Gambling as activity: Subcultural life-worlds, personal intrigues and persistent involvements <xref ref-type="note" rid="fn1"><sup>1</sup></xref>


  • Robert Prus <italic>Dept. of Sociology University of Waterloo, Waterloo, Ontario, Canada E-mail</italic>: <italic><email xlink:href=""></email></italic>



Although gambling is often envisioned as a disreputable if not also a personally and socially destructive realm of endeavor, this paper approaches gambling as a realm of activity in a more generic, pluralist sense. Employing Henry Lesieur's (1977) portrayal of gambling in The Chase as an ethnographic focal point, this paper not only attempts to "permeate the deviant mystique" that surrounds gambling, but also endeavors to provide a set of conceptual, methodological and textual resources that could inform the study of gambling or other involvements of a parallel sort. Thus, while appreciating the relevance of Henry Lesieur's The Chase for the study of gambling more specifically, this statement also draws attention to the contributions (envisioning Henry Lesieur's text as a prototype) that more sustained and detailed ethnographic studies of gambling as activity can make to the broader social science enterprise. In a related way, whereas more intense gambling often is explained as an individual quality (or affliction), this statement examines gambling more centrally as a subcultural process.
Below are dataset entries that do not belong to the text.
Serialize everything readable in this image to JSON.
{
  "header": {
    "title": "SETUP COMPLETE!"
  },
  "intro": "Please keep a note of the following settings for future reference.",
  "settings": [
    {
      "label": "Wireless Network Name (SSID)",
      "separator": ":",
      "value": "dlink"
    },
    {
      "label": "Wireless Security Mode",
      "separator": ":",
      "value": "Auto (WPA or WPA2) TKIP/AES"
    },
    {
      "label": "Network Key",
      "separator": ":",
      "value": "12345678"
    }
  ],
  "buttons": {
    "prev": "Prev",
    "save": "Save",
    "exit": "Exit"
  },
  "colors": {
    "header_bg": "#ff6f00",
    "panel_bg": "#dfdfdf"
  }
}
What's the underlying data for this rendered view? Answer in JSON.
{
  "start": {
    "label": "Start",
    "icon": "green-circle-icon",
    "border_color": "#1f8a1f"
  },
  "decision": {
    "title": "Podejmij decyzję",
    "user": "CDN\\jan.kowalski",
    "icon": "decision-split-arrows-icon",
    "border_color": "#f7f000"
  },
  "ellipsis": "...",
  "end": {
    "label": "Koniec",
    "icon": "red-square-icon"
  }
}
Thus, gambling is approached as situated, career, fascinated, and persistent instances of activity that can be adequately understood only within a socially constituted life-world.






Original Article